So, if the government is moving 2,000 new jobs to the area, and there’s a distressed condominium project down the street from these jobs, it might be a good opportunity to buy that distressed property because all these people will be moving into the area and will need housing.
What other pitfalls should be avoided?
There’s a long due diligence list we go over with clients when they’re buying a distressed condo property, either for rental or for-sale purposes. For example, we say you have to understand that if the prior developer sold units within this project to individual purchasers, then you don’t own this [entire] project—you own a portion of the project.
It’s almost like having a partnership. You have other people who are co-owners. And you have to be accountable to them even if you own a majority of the units. You can’t make all the decisions. You have a functioning condo association, which means you have to have meetings of the condo association [as well as] an elected board of directors. You also have to adopt a budget and collect assessments from everybody. And, you have to deal with the complaints about barking dogs and children.

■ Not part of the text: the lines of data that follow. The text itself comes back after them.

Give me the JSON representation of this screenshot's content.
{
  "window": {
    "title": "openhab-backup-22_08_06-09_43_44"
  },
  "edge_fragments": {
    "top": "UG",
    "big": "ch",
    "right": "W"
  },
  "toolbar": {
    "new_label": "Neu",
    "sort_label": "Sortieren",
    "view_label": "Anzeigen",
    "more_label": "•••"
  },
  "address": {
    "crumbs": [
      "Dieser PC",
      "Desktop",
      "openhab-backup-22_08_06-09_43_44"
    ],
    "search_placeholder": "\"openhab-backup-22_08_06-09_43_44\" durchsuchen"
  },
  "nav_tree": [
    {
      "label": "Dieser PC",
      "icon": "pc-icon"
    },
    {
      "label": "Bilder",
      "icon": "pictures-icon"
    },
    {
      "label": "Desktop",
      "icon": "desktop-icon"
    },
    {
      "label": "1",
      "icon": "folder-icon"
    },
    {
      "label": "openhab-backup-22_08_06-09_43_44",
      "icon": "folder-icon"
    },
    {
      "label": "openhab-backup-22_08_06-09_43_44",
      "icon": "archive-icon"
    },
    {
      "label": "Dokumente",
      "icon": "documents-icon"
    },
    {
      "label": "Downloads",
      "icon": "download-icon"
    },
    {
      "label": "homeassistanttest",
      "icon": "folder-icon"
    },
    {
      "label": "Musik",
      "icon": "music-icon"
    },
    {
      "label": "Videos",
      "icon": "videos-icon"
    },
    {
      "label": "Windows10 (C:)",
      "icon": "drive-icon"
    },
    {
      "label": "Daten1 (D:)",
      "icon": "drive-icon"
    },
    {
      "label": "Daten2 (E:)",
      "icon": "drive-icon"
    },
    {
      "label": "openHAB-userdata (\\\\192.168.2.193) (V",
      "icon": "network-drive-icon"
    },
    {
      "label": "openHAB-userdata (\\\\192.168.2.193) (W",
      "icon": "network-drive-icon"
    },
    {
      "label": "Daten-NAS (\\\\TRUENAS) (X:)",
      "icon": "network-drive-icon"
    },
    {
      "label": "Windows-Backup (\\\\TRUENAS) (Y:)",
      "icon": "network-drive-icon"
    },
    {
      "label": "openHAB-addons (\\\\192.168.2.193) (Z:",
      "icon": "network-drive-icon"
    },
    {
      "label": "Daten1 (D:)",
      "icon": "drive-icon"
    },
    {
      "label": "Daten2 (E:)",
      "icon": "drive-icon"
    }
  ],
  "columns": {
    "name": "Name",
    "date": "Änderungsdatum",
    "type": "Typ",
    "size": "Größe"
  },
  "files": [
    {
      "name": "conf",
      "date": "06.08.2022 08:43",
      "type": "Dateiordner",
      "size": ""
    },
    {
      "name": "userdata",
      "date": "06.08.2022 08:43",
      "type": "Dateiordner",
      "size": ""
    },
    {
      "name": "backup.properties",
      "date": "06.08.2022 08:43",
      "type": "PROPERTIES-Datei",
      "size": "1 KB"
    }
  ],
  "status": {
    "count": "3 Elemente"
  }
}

Institutional apartment guys are used to thinking, “I own everything here.” They’re used to opening the pool when they want to, making decisions about landscaping, and putting new trees in. The other day I met with a client who is going to buy 120 units, 28 of which have already been sold. They’ve decided to buy the units back from the homeowners because they wanted a long-term hold and wanted to do that as a rental community.
In another market, it’s making more sense to keep the existing owners in place and continue to sell the units.
To comment on this executive insight, email Diana Mosher at email@example.com.